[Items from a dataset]

══════════

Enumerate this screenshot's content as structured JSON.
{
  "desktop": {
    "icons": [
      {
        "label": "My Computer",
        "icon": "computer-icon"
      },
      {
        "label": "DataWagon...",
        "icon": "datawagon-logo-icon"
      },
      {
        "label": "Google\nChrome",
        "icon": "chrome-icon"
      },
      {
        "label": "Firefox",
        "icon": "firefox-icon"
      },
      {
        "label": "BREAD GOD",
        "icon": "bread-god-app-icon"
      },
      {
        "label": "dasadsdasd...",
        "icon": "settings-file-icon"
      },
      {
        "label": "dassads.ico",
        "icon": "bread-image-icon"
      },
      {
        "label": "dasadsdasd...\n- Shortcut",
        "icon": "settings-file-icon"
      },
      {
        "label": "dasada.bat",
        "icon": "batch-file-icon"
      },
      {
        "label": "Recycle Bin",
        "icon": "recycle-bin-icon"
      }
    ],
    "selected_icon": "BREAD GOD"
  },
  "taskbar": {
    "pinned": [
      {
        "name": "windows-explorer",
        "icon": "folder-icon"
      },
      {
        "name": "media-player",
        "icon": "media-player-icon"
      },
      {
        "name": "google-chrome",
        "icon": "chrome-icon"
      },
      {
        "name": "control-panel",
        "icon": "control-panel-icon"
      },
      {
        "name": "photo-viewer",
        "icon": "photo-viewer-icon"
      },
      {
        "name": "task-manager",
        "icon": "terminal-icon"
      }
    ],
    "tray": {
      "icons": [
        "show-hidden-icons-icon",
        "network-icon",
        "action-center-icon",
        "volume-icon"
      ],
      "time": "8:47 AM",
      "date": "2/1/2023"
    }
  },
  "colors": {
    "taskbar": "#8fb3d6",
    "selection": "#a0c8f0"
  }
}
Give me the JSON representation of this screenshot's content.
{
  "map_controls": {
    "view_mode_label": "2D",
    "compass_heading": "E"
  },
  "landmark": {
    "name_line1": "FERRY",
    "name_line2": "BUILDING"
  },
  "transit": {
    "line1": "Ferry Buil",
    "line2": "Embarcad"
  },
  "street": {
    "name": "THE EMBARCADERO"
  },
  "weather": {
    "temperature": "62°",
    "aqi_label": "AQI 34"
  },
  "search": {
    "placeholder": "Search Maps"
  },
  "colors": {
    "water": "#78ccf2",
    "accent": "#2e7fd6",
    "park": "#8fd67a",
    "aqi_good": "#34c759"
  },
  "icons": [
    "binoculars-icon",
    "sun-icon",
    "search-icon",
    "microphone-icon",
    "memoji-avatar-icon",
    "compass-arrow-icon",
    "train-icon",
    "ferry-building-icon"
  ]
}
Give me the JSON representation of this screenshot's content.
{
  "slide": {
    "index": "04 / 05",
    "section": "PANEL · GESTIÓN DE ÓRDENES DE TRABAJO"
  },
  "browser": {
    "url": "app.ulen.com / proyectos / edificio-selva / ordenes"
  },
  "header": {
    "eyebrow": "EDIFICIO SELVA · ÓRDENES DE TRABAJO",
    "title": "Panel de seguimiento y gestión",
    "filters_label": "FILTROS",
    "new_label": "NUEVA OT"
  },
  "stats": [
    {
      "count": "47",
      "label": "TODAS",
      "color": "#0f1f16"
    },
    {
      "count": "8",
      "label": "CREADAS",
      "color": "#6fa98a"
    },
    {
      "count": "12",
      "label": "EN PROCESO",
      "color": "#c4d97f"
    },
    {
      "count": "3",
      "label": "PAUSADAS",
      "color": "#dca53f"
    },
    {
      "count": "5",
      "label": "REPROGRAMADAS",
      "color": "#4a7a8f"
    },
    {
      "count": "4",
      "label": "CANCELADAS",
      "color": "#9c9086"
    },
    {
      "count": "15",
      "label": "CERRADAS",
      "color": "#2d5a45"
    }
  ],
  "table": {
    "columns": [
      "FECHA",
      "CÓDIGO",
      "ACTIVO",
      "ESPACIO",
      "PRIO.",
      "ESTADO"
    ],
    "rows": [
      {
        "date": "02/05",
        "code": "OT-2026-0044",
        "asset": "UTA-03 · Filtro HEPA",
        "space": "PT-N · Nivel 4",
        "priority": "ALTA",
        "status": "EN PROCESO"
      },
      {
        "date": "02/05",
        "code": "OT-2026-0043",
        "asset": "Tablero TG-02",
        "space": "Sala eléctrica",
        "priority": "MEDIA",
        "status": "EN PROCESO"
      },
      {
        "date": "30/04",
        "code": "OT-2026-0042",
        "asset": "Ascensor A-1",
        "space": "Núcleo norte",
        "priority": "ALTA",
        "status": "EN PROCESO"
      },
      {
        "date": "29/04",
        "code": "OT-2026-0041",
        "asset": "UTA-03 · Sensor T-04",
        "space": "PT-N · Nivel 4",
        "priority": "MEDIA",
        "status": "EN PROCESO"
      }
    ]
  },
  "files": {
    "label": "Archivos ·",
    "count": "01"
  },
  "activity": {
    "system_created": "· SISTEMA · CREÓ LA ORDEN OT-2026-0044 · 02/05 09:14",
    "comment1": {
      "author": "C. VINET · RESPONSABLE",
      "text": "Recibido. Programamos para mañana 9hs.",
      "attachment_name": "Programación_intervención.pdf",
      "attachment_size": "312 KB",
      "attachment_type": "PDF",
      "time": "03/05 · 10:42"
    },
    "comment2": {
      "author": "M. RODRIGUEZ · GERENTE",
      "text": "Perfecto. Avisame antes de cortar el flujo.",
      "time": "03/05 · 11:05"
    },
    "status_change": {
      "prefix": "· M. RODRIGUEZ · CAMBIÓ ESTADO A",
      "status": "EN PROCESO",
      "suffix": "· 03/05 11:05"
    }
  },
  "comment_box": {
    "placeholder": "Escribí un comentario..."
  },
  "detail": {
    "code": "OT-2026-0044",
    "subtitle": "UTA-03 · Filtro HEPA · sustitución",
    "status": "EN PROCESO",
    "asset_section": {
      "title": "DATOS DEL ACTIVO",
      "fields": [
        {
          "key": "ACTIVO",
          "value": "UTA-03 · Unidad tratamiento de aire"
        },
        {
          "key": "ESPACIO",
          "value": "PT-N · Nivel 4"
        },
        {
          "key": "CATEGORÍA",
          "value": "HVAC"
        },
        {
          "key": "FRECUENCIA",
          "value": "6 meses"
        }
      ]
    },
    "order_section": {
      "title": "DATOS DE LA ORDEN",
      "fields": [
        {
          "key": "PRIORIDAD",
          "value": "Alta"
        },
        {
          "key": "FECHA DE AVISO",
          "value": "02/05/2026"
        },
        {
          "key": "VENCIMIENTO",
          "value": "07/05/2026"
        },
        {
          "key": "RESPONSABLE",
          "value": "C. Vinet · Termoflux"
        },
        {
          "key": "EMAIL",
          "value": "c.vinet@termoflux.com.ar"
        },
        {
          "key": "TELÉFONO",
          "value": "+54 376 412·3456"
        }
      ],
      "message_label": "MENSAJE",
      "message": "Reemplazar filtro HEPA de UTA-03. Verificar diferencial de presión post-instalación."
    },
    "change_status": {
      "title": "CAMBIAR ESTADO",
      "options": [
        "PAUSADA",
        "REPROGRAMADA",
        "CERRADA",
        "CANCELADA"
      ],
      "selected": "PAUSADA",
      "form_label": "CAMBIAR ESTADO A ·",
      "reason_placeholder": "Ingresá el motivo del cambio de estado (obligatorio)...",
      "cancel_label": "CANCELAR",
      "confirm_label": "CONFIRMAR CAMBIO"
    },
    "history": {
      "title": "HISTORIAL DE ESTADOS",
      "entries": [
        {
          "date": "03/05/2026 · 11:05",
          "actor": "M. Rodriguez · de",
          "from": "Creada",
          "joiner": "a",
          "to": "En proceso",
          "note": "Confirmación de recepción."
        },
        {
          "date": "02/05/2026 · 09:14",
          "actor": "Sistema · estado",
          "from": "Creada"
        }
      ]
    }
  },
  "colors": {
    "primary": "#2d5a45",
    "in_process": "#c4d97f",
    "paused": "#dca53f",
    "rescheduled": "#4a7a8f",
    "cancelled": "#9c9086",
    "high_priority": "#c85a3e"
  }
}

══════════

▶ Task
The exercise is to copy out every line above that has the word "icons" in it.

▶ Written answer
    "icons": [
      "icons": [
        "show-hidden-icons-icon",
  "icons": [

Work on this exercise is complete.